Details of pages 1-30
Summary of Pages 30-70
In these pages we learn more about life on the goldfields and see an increase in the tension between the European and Chinese miners. After a confrontation with one of the Chinese miners who was mining in an abandoned European mine, the European miners drive the Chinese out and they are stranded in the bush, surviving on what plants and bugs they can find. On their return to the goldfields they need to purchase new tools and get themselves set up again. Life continues as normal until again they are forced from their tents.
Reading: The reading part of this unit is done in a variety of ways: teacher reading to the class, students reading to the class, students reading in pairs or independently. While students are reading, I sit alongside them and ask questions and/or make anecdotal notes about fluency/expression/self-correction etc.
Code Breaker: Continue to build the vocabulary chart and discuss new words as they are encountered in the text.
Text User: Consider first-person perspective in historical fiction. Students work in teams to collect information about convicts and their lives from books (20mins). Students sit in a big circle. Each contributes one fact they learnt from their research so that everyone can benefit from their knowledge. Students then begin writing a diary entry from the perspective of a convict.
Text Participant: Students write their names using Chinese script (see lesson here).
Text Analyst: Students discuss the bullying of the Chinese and consider how it would feel to be in their position. Students share own experiences of being burgled. Explain the difference that having insurance makes - in those days they lost everything and had to start from scratch (15 mins). Students then read factual recounts of the treatment of the Chinese on the goldfields. They highlight relevant passages and share this with the class in a discussion (25 mins). Students then work independently to write speeches from the perspective of a Chinese miner or European miner trying to convince the other European miners to stop harrassing the Chinese. Use Jenny Eather's Writing Fun page on Persuasive writing as a guide. On completion, students who wish to can present their speech to the class. (We recorded these with the Flip Mino to share on our My Classes page).
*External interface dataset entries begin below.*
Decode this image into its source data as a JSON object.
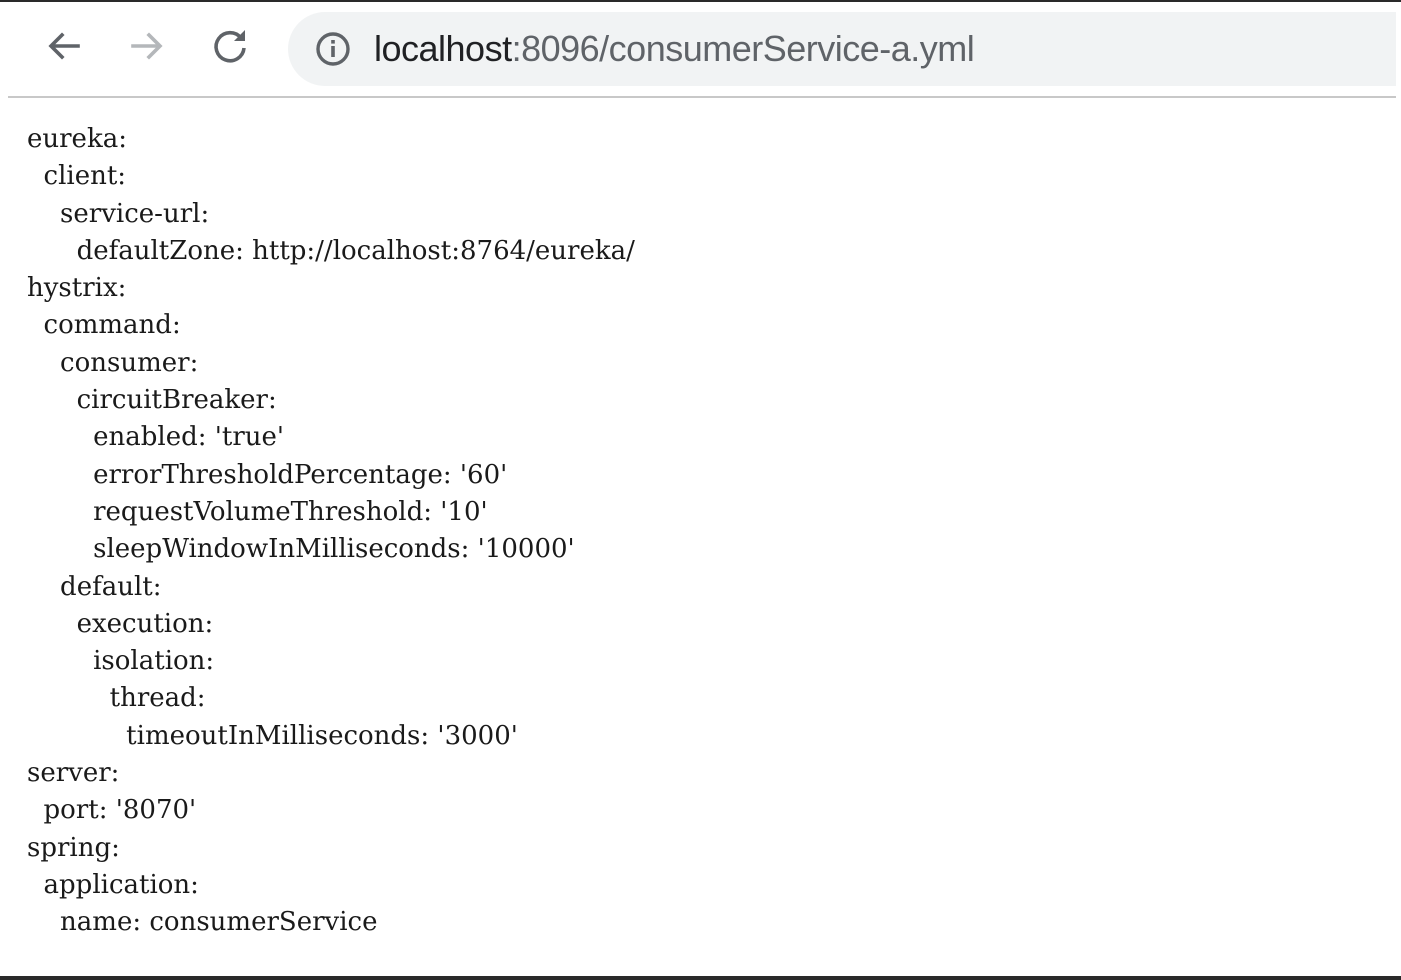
{
  "browser": {
    "url_host": "localhost",
    "url_path": ":8096/consumerService-a.yml",
    "icons": {
      "back": "arrow-left",
      "forward": "arrow-right",
      "reload": "reload",
      "site_info": "info-circle"
    }
  },
  "document": {
    "lines": [
      "eureka:",
      "  client:",
      "    service-url:",
      "      defaultZone: http://localhost:8764/eureka/",
      "hystrix:",
      "  command:",
      "    consumer:",
      "      circuitBreaker:",
      "        enabled: 'true'",
      "        errorThresholdPercentage: '60'",
      "        requestVolumeThreshold: '10'",
      "        sleepWindowInMilliseconds: '10000'",
      "    default:",
      "      execution:",
      "        isolation:",
      "          thread:",
      "            timeoutInMilliseconds: '3000'",
      "server:",
      "  port: '8070'",
      "spring:",
      "  application:",
      "    name: consumerService"
    ]
  }
}
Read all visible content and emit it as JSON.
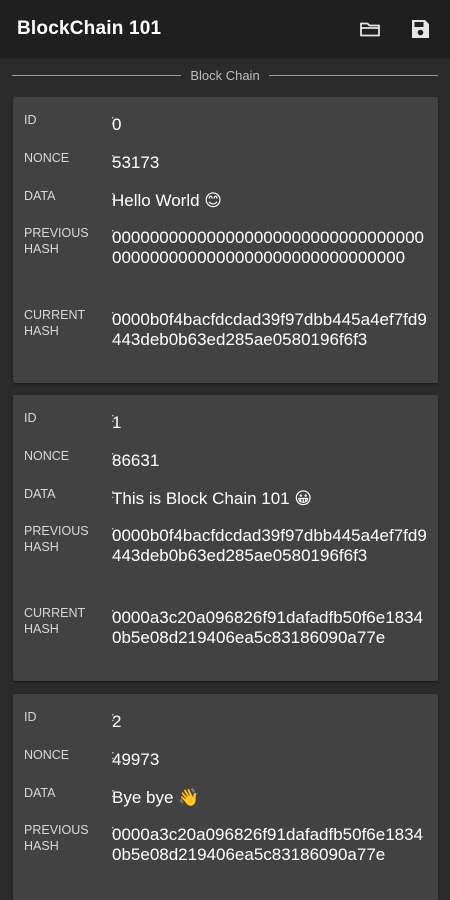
{
  "appbar": {
    "title": "BlockChain 101",
    "folder_icon": "folder-open-icon",
    "save_icon": "save-icon"
  },
  "section": {
    "label": "Block Chain"
  },
  "labels": {
    "id": "ID",
    "nonce": "NONCE",
    "data": "DATA",
    "previous_hash_1": "PREVIOUS",
    "previous_hash_2": "HASH",
    "current_hash_1": "CURRENT",
    "current_hash_2": "HASH",
    "separator": ":"
  },
  "blocks": [
    {
      "id": "0",
      "nonce": "53173",
      "data": "Hello World 😊",
      "previous_hash": "0000000000000000000000000000000000000000000000000000000000000000",
      "current_hash": "0000b0f4bacfdcdad39f97dbb445a4ef7fd9443deb0b63ed285ae0580196f6f3"
    },
    {
      "id": "1",
      "nonce": "86631",
      "data": "This is Block Chain 101 😀",
      "previous_hash": "0000b0f4bacfdcdad39f97dbb445a4ef7fd9443deb0b63ed285ae0580196f6f3",
      "current_hash": "0000a3c20a096826f91dafadfb50f6e18340b5e08d219406ea5c83186090a77e"
    },
    {
      "id": "2",
      "nonce": "49973",
      "data": "Bye bye 👋",
      "previous_hash": "0000a3c20a096826f91dafadfb50f6e18340b5e08d219406ea5c83186090a77e"
    }
  ],
  "colors": {
    "background": "#2b2b2b",
    "appbar": "#1f1f1f",
    "card": "#424242"
  }
}
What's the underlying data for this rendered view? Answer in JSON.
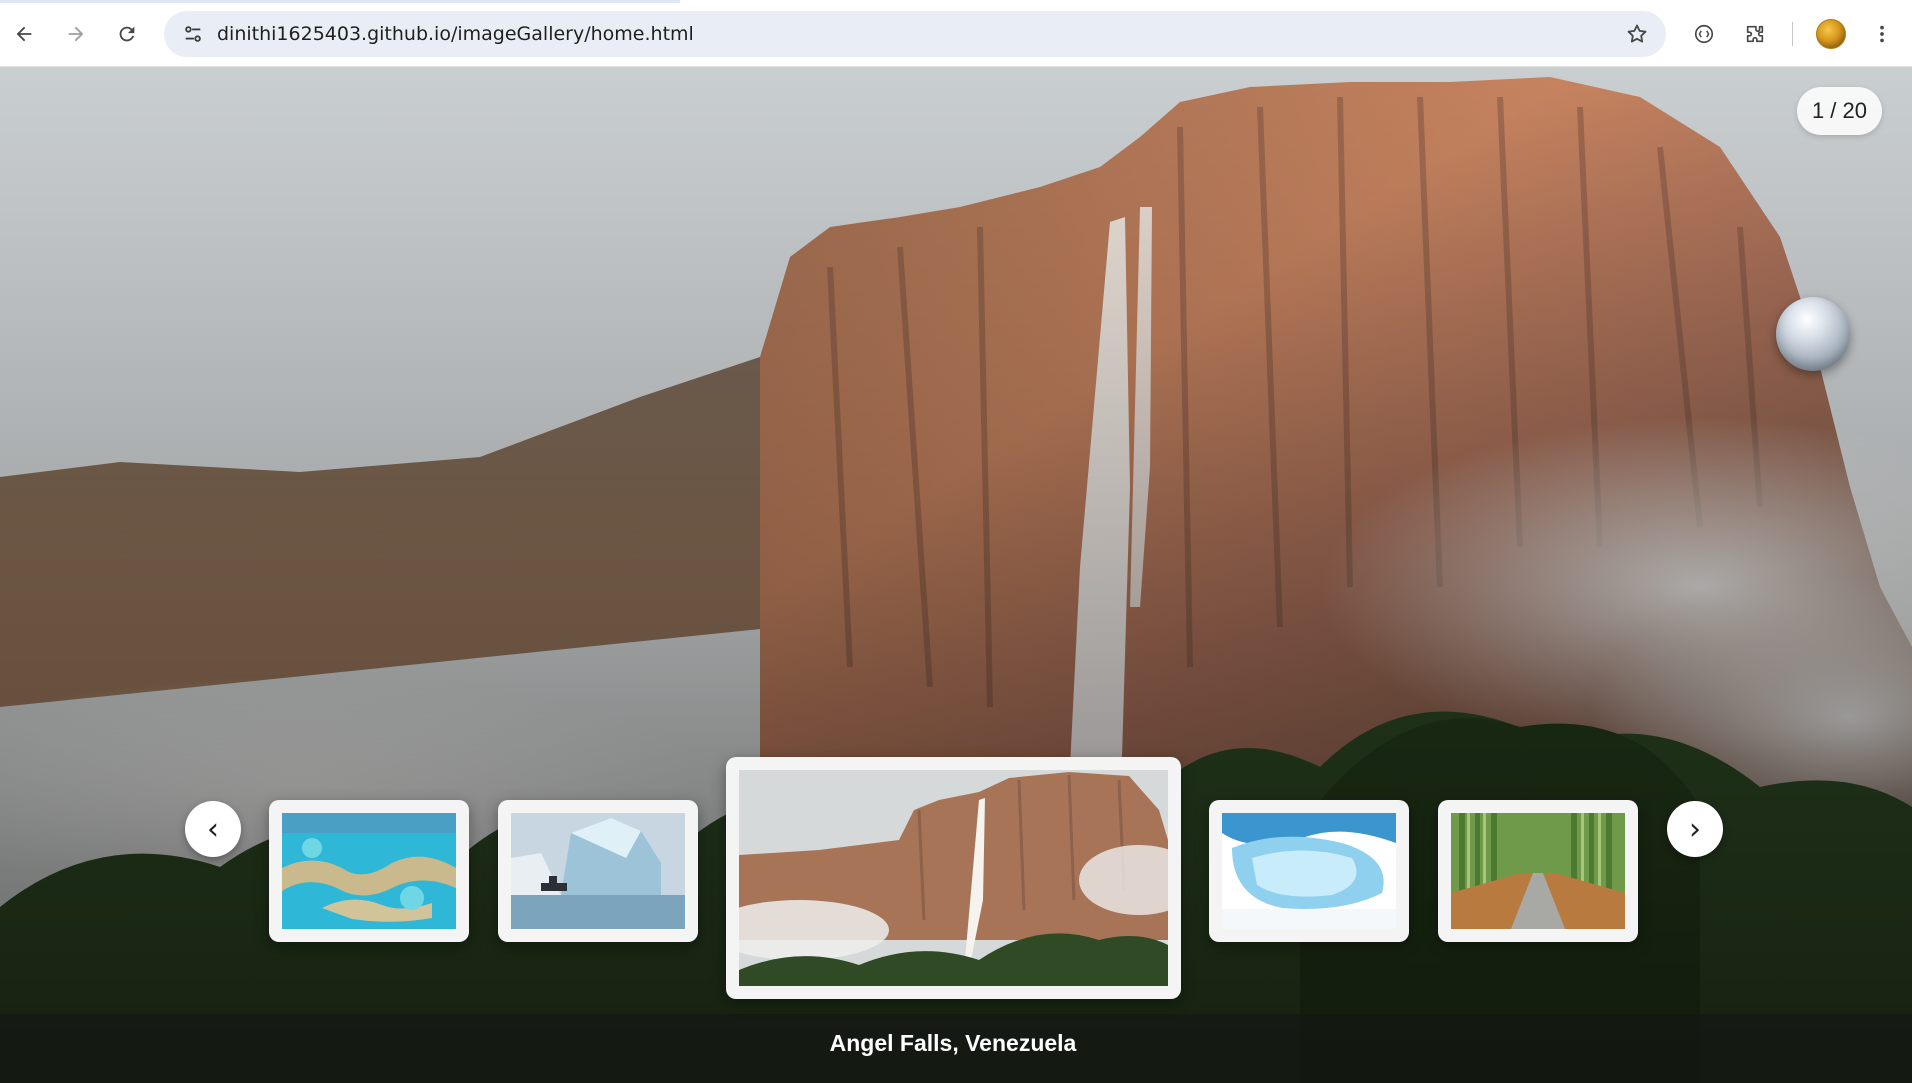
{
  "browser": {
    "url": "dinithi1625403.github.io/imageGallery/home.html"
  },
  "gallery": {
    "counter": "1 / 20",
    "prev_label": "‹",
    "next_label": "›",
    "caption": "Angel Falls, Venezuela",
    "current_index": 1,
    "total": 20
  }
}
From a Quality Teaching Model perspective, this lesson was great for developing deep knowledge and deep understanding, using higher order thinking, allowing for substantive communication, and improving problematic knowledge through seeing things from the various perspectives.